   Prieto‐Blanco, X., Montero‐Orille, C., Couce, B., and de la Fuente, R. 2006. Analytical design of an Offner imaging spectrometer. Opt. Express 14:9156‐9168.
   Reader, J. 1969. Optimizing Czerny‐Turner spectrographs: A comparison between analytical theory and ray tracing. J. Opt. Soc. Am. 59:1189‐1196.
   Shabtay, G., Eidinger, E., Zalevsky, Z., Mendlovic, D., and Marom, E. 2002. Tunable birefringent filters: Optimal iterative design. Opt. Express 10:1534‐1541.
   Stroke, G.W. 1967. Diffraction gratings (in English). In Handbuch der Physik XXIX (S. Flügge, ed.), vol. 29. Springer‐Verlag, Berlin.
   Tumeh, P.C., Lerner, J.M., Dicker, D.T., and El‐Deiry, W.S. 2007. Differentiation of vascular and non‐vascular skin spectral signatures using in vivo hyperspectral radiometric imaging: Implications for monitoring angiogenesis. Cancer Biol. Ther. 6:447‐453.
   van der Loos, C.M. 2008. Multiple immunoenzyme staining: Methods and visualizations for the observation with spectral imaging. J. Immunochem. Cytochem. 56:313‐328.

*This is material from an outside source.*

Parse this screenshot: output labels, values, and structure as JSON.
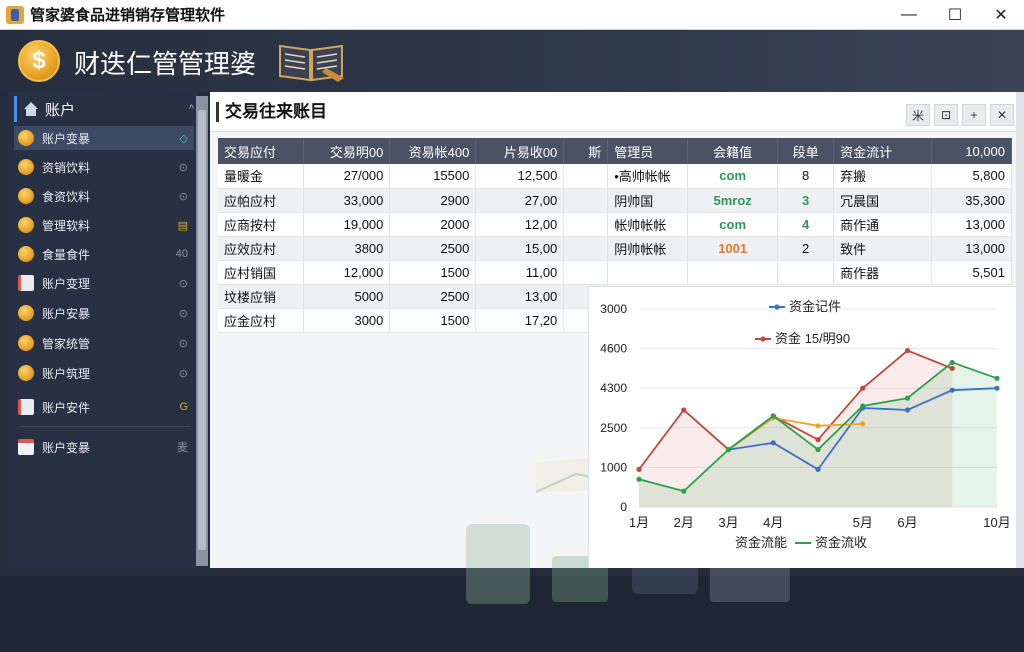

   Vo‐Dinh, T. 2004. A hyperspectral imaging system for in vivo optical diagnostics. IEEE Engin. Med. Biol. Mag. 23:40‐49.
   Wachman, E.S. and Pannell, C.N. 2008. High‐performance hyperspectral imager using a novel acousto‐optic tuneable filter. Proc. SPIE 6966:7‐12.
   Warren, D., Hackwell, J., and Gutierrez, D. 1997. Compact prism spectrographs based on aplanatic principles. Opt. Eng. 36:1174‐1182.
   Ye, C. 2003. Wavelength‐tunable spectral filters based on the optical rotatory dispersion effect. Appl. Optics 42:4505‐4513.
PDF or HTML at Wiley Online Library